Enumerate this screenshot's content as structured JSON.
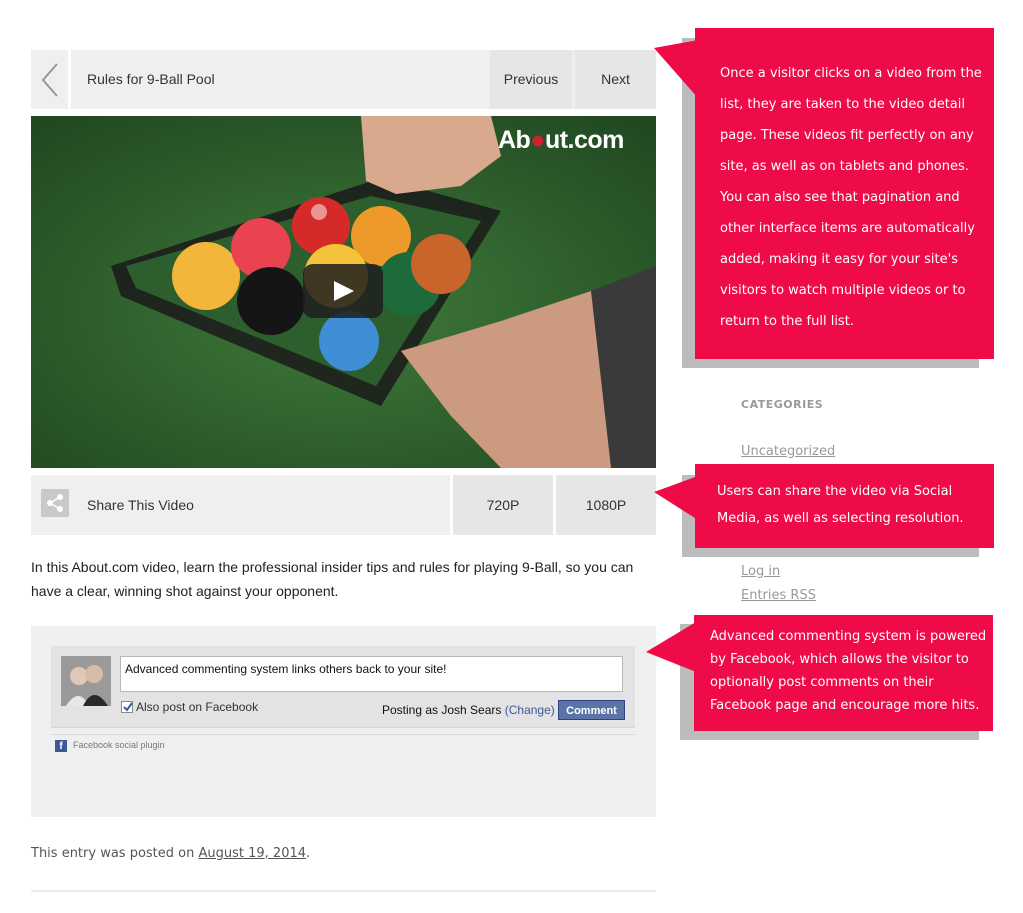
{
  "nav": {
    "title": "Rules for 9-Ball Pool",
    "prev_label": "Previous",
    "next_label": "Next"
  },
  "video": {
    "logo_text_a": "Ab",
    "logo_text_b": "ut.com"
  },
  "share": {
    "label": "Share This Video",
    "res_720": "720P",
    "res_1080": "1080P"
  },
  "description": "In this About.com video, learn the professional insider tips and rules for playing 9-Ball, so you can have a clear, winning shot against your opponent.",
  "comments": {
    "input_value": "Advanced commenting system links others back to your site!",
    "also_post_label": "Also post on Facebook",
    "also_post_checked": true,
    "posting_as_prefix": "Posting as Josh Sears",
    "change_label": "(Change)",
    "comment_button": "Comment",
    "plugin_label": "Facebook social plugin"
  },
  "entry": {
    "prefix": "This entry was posted on",
    "date": "August 19, 2014",
    "suffix": "."
  },
  "sidebar": {
    "categories_heading": "CATEGORIES",
    "category_link": "Uncategorized",
    "login_link": "Log in",
    "rss_link": "Entries RSS"
  },
  "callouts": {
    "one_lines": [
      "Once a visitor clicks on a video from the",
      "list, they are taken to the video detail",
      "page. These videos fit perfectly on any",
      "site, as well as on tablets and phones.",
      "You can also see that pagination and",
      "other interface items are automatically",
      "added, making it easy for your site's",
      "visitors to watch multiple videos or to",
      "return to the full list."
    ],
    "two_lines": [
      "Users can share the video via Social",
      "Media, as well as selecting resolution."
    ],
    "three_lines": [
      "Advanced commenting system is powered",
      "by Facebook, which allows the visitor to",
      "optionally post comments on their",
      "Facebook page and encourage more hits."
    ]
  },
  "colors": {
    "callout": "#ef0a48",
    "panel": "#efefef",
    "facebook": "#3b5998"
  },
  "icons": [
    "chevron-left-icon",
    "play-icon",
    "share-icon",
    "checkbox-icon",
    "facebook-icon"
  ]
}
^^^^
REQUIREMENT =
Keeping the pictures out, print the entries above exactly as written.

TASK OUTPUT =
Enumerate this screenshot's content as structured JSON.
{
  "nav": {
    "title": "Rules for 9-Ball Pool",
    "prev_label": "Previous",
    "next_label": "Next"
  },
  "video": {
    "logo_text_a": "Ab",
    "logo_text_b": "ut.com"
  },
  "share": {
    "label": "Share This Video",
    "res_720": "720P",
    "res_1080": "1080P"
  },
  "description": "In this About.com video, learn the professional insider tips and rules for playing 9-Ball, so you can have a clear, winning shot against your opponent.",
  "comments": {
    "input_value": "Advanced commenting system links others back to your site!",
    "also_post_label": "Also post on Facebook",
    "also_post_checked": true,
    "posting_as_prefix": "Posting as Josh Sears",
    "change_label": "(Change)",
    "comment_button": "Comment",
    "plugin_label": "Facebook social plugin"
  },
  "entry": {
    "prefix": "This entry was posted on",
    "date": "August 19, 2014",
    "suffix": "."
  },
  "sidebar": {
    "categories_heading": "CATEGORIES",
    "category_link": "Uncategorized",
    "login_link": "Log in",
    "rss_link": "Entries RSS"
  },
  "callouts": {
    "one_lines": [
      "Once a visitor clicks on a video from the",
      "list, they are taken to the video detail",
      "page. These videos fit perfectly on any",
      "site, as well as on tablets and phones.",
      "You can also see that pagination and",
      "other interface items are automatically",
      "added, making it easy for your site's",
      "visitors to watch multiple videos or to",
      "return to the full list."
    ],
    "two_lines": [
      "Users can share the video via Social",
      "Media, as well as selecting resolution."
    ],
    "three_lines": [
      "Advanced commenting system is powered",
      "by Facebook, which allows the visitor to",
      "optionally post comments on their",
      "Facebook page and encourage more hits."
    ]
  },
  "colors": {
    "callout": "#ef0a48",
    "panel": "#efefef",
    "facebook": "#3b5998"
  },
  "icons": [
    "chevron-left-icon",
    "play-icon",
    "share-icon",
    "checkbox-icon",
    "facebook-icon"
  ]
}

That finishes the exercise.